The data are in. After 20 years of testing and refining the transitional care model first implemented by registered nurse Mary Naylor it has been proved that transitional care interventions improve health outcomes, prevent avoidable readmissions, enhance patient and family caregiver satisfaction and decrease healthcare costs. However, in the program's current structure, the question remains: Is the transitional-care model financially sustainable for hospitals? Although the TCM has been shown to have high efficacy in a controlled setting, the effectiveness of similar programs in real-world healthcare systems has been less extensively researched.
Transitional care model improves care, decreases costs
HealthTexas Provider Network in conjunction with Baylor Health Care System has embarked on their own study to test the effects of an advanced practice nurse-led transitional-care program for patients with heart failure and its sustainability within a hospital system. The first objective was to perform a prospective study with concurrent controls to test an advanced practice nurse-led transitional-care program for patients with heart failure who were 65 years or older and were discharged from Baylor Medical Center at Garland from August 24, 2009, through April 30, 2010. HTPN and BHCS compared the effect of the program on 30-day (from discharge) all-cause readmission rate, length of stay, and 60-day (from admission) direct cost for BMCG with that of other hospitals within the Baylor Health Care System. The second objective was to carry out a budget impact analysis using costs and reimbursement experience from the intervention to see if this model would be sustainable within Baylor Health Care System.
Preliminary results of the study suggest that transitional-care programs do work to reduce 30-day readmission rates for patients with heart failure underscoring the potential of the transitional care intervention to be effective in a real-world setting. However, the result of the budget impact analysis was not as promising. From a positive perspective, total direct costs for patients receiving the intervention were less than those receiving usual care. Conversely, costs associated with the intervention were not recovered through reductions in index admission direct inpatient costs. From the hospital viewpoint, the intervention did not save money. Also, under the current reimbursement system, the hospital lost revenue by preventing readmissions and had a reduction in the contribution margin for an episode of care. For BHCS, the intervention reduced the contribution margin by an average of $227 for each Medicare patient with heart failure.

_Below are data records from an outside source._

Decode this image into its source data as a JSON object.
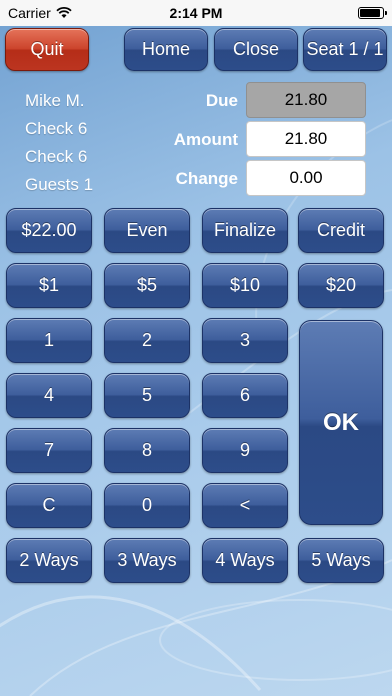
{
  "status": {
    "carrier": "Carrier",
    "time": "2:14 PM"
  },
  "top_buttons": {
    "quit": "Quit",
    "home": "Home",
    "close": "Close",
    "seat": "Seat 1 / 1"
  },
  "info": {
    "server": "Mike M.",
    "check1": "Check 6",
    "check2": "Check 6",
    "guests": "Guests 1"
  },
  "payment": {
    "due_label": "Due",
    "due_value": "21.80",
    "amount_label": "Amount",
    "amount_value": "21.80",
    "change_label": "Change",
    "change_value": "0.00"
  },
  "actions": {
    "preset": "$22.00",
    "even": "Even",
    "finalize": "Finalize",
    "credit": "Credit"
  },
  "quick_cash": [
    "$1",
    "$5",
    "$10",
    "$20"
  ],
  "keypad": {
    "k1": "1",
    "k2": "2",
    "k3": "3",
    "k4": "4",
    "k5": "5",
    "k6": "6",
    "k7": "7",
    "k8": "8",
    "k9": "9",
    "clear": "C",
    "k0": "0",
    "back": "<",
    "ok": "OK"
  },
  "split": [
    "2 Ways",
    "3 Ways",
    "4 Ways",
    "5 Ways"
  ],
  "colors": {
    "button_blue": "#2d4d8a",
    "quit_red": "#cc442c",
    "background": "#9cc2e6"
  }
}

The million-dollar question now is "What next?" We know that chronically ill patients and their families benefit greatly from transitional-care interventions. How can the TCM be refined to be financially sustainable by hospitals? One solution may be a bundled payment system, based on a 30-day post-discharge episode of care in which no additional payments would be made for readmission. This makes the intervention financially more attractive than usual care. However, the modified reimbursement system would result in a significant reduction in contribution margin if payment rates are set at the current level for HF index admissions under Medicare's prospective payment policy, without additional consideration for the cost of interventions such as TCMs.

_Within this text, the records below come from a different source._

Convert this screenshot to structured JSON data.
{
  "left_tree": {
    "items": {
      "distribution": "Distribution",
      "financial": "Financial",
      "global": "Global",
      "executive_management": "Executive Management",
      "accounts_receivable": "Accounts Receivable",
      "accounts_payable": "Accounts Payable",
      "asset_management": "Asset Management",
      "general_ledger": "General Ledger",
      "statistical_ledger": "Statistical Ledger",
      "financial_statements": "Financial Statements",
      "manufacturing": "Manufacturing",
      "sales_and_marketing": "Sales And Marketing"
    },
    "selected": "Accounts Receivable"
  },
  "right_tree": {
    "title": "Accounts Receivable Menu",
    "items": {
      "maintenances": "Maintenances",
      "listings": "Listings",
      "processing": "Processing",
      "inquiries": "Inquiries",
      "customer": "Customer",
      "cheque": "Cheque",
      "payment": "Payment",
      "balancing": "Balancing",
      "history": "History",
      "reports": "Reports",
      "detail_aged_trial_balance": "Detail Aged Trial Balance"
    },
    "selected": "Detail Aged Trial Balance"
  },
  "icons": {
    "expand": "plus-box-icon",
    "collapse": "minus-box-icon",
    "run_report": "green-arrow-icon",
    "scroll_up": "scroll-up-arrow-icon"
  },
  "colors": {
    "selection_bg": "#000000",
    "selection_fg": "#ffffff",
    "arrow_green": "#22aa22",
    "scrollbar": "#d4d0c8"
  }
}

Another solution would be to fine tune the model to reduce the cost barrier. HTPN and BHCS are investigating a risk stratification method to determine patient and family transitional-care needs based on patient severity. Using risk stratification, patients will be categorized into three risk levels: low risk, intermediate risk and high risk, as determined by undergoing a variety of assessments. A customized intervention package will then be offered based on patient risk factors. Patients considered to be low risk would receive reduced interventions as compared to high-risk patients who would receive "full-service" interventions. For example, patients 65 years or older admitted to Baylor University Medical Center with heart failure will receive the following basic interventions:
- Dedicated advanced-practice nurse (APN) assigned to patient while in hospital
- Social worker assigned to assess resources and social needs
- Dedicated clinical pharmacist to review medications prior to discharge (high-risk medication, medication simplification) and to serve as consultant for RN and nurse practitioner
- Risk assessment performed at discharge where patient is classified as low, intermediate or high risk
- Post-discharge phone calls by RN
- A designated clinical pharmacist to assess for high-risk medications; provide medication simplification; and serve as consultant for RN and APN
- Telemonitoring services managed by an RN to oversee certain protocols that would include advancing medications
- Daily visits by APN while in hospital
- Home visits 24-72 hours after discharge
- Weekly home visits up to 12 weeks
- Acute visits and 24/7 access to care via phone (follow-up as needed)
- Team approach to care that would include the patient, their family, physicians, nurse practitioners, home healthcare providers, social workers, and other providers as deemed necessary
Dr. Cliff FullertonVice president, chronic diseaseBaylor Health Care SystemDallasChief quality officerHealthTexas Provider NetworkDallas
Send us a letter
Have an opinion about this story? Click here to submit a Letter to the Editor, and we may publish it in print.